A group of UK radio station owners representing 80 commercial radio stations in the UK has published a strategy paper warning of the risks of a government-enforced digital radio switchover for UK listeners.
In December 2013, the Minister for Culture, Communications and Creative Industries, Ed Vaizey is expected to announce Government’s plans and timetable for a switchover from FM and AM to DAB digital radio. According to the group, which comprises Anglian Radio, Celador Entertainment, CN Radio, Media Sound Holdings, Q Radio Network, Quidem, UKRD and UTV Media together with independent stations Brighton’s Juice 107.2, Radio Jackie, Radio Plymouth and SIBC, unlike TV switchover, radio switchover does not form part of an internationally coordinated programme and will not unlock a taxpayer dividend from the sale of analogue spectrum.
The group believes that the policy has the potential for disaster, suggesting that evidence shows that listeners are well-served by existing platform choices, whilst local commercial radio stations are severely disadvantaged by the switchover plans. “Switchover poses a serious risk of listeners losing access to radio unless they spend several hundred pounds per household on new digital receivers. The cost of access to the digital radio platform is prohibitive for many smaller stations, and switchover may not be appropriate or even feasible for many broadcasters. Significant new public funding will be required to expand local DAB coverage and even then as many as 100 important local commercial radio stations will be left stranded on FM or forced onto a digital platform which is unaffordable or unsuitable for them,” it warns.
The lobby says that each of its owning groups is committed to technological progress for radio in the UK with increased quality, coverage and choice, as this can only benefit listeners and the radio industry. “However we believe that consumers should determine whether and when there is a future switchover, and that policies should be devised to protect valued local commercial radio stations,” it says.
It says there is “compelling evidence” that enforced switchover will cause extensive damage to overall radio listening and accessibility to services, citing factors such as affordability and access issues for consumers. It notes that the price of DAB radio sets has not decreased in the last five years and a digital portable set is three times more expensive than the average price of a portable analogue radio (£17 in 20115). As a result the average household cost of converting all sets include in-car to DAB could be in the region of £300 – £500 per household.
It further notes that there is no taxpayer dividend’ from vacated AM and FM spectrum, therefore there is so no policy rationale for intervention. “The technical characteristics of both AM and FM frequencies make them ideally suited for radio broadcasting, but ill-suited for other technologies. Without any great demand for this spectrum, there is no prospect of revenue for the Treasury from its sale to offset the additional costs,” it says.
According to the radio stations,in the absence of any taxpayer dividend, it is hard to see what public interest is served by a government-mandated switchover. The consumer benefits of DAB can be realised without switchover – indeed, many radio listeners already enjoy them. The task of persuading more consumers to adopt digital radio would seem to be properly undertaken by market participants – i.e. broadcasters and the consumer electronics industry – rather than through government intervention, it says.

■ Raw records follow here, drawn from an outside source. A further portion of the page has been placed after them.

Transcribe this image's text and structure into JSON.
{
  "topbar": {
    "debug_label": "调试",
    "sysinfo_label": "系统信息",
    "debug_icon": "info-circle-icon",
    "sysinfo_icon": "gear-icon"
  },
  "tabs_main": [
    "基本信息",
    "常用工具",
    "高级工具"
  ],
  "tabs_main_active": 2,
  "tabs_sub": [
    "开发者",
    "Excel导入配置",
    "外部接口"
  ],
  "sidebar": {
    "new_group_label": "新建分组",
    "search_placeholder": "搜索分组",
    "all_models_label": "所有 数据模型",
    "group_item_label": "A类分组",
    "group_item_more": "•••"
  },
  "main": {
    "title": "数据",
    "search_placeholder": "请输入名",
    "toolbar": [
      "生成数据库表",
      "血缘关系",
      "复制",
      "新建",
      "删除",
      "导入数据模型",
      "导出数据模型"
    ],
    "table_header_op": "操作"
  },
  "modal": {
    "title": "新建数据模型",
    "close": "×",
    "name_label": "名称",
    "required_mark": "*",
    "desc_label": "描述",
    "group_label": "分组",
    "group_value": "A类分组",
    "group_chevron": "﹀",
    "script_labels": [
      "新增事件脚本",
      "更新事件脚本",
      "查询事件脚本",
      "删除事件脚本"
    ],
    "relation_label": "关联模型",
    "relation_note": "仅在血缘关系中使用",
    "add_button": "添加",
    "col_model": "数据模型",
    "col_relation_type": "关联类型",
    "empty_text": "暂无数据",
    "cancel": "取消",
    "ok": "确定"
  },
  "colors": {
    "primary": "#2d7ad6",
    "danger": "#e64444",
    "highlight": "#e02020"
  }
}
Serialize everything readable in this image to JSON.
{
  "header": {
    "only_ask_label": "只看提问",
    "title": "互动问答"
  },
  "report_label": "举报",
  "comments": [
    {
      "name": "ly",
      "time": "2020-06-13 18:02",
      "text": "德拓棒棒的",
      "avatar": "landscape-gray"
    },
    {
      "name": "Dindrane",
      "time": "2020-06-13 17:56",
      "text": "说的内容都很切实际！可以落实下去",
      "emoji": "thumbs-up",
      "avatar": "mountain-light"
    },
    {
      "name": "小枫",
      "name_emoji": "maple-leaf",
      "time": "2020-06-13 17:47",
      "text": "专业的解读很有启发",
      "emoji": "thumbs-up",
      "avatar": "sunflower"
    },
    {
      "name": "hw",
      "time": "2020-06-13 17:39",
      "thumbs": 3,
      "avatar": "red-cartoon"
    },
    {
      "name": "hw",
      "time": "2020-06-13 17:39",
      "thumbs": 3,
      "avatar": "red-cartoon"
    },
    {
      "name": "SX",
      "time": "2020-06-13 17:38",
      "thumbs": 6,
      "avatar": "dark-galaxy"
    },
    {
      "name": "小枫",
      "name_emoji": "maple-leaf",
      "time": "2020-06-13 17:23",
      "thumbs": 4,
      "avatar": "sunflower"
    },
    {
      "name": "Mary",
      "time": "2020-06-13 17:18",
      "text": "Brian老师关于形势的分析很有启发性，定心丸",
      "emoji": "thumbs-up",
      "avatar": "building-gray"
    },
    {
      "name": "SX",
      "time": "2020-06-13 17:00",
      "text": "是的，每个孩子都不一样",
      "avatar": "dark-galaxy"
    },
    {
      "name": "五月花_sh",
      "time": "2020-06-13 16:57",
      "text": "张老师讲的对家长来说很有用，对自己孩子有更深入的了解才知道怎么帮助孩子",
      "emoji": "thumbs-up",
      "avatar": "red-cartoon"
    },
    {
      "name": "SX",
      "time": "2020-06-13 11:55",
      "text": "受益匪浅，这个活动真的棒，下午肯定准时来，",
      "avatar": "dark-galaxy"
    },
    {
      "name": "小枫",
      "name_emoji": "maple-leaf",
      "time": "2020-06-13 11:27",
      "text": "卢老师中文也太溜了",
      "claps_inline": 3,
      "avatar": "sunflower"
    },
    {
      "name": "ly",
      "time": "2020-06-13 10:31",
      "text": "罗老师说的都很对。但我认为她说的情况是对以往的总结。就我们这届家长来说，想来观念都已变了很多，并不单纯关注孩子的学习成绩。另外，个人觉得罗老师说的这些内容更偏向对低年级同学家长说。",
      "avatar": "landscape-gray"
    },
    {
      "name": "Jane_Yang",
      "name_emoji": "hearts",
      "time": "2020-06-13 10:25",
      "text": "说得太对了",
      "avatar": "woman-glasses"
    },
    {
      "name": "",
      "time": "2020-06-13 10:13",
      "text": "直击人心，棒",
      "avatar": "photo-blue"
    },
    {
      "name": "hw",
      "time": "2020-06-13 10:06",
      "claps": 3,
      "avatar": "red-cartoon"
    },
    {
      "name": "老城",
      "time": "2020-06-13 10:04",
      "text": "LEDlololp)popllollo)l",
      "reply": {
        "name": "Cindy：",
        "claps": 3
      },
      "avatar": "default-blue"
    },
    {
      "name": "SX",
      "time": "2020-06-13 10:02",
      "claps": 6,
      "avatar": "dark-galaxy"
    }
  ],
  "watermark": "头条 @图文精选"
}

The group notes that a more comprehensive government follow-up study on the switchover issue has been promised following criticism by the House of Lords Communications Committee in 2010, but it understands that there are no plans to publish this prior to a switchover announcement and that the government’s workings will not be subject to any independent scrutiny.
According to the group, the solution is to focus on the interests of listeners and local commercial radio stations
“Many of our groups have significant digital radio investments; and we wish to see technological progress for radio listeners in the UK with increased quality, coverage and choice. We support the ability for broadcasters to develop their digital radio offerings. However, decisions about technology and platforms are business choices and, in the absence of any over-riding public interest objective, should be made by business operators, not mandated by government. Creating an environment in which broadcasters are enabled to decide for themselves whether and when to switch off their analogue transmissions, based on their knowledge of their own markets, would seem to be a sensible and logical policy approach,” it says.
Its preference is for government to choose not to proceed with an enforced switchover to DAB but instead to adopt a platform-neutral, market-led philosophy.
Accordingly, it recommends:
1. Any transition to DAB should take place carefully, gradually and be consumer led.
2. Broadcasters should be enabled to decide for themselves whether, and when, they wish to switch over their stations entirely to digital.
3. If the government were minded to proceed with a mandated switchover plan, it should provide a clear policy rationale, and set out pre-conditions for switchover that protect listeners:
4. For a considered and independent Cost Benefit Analysis (CBA) of switchover viability and publication of the government’s previous assessments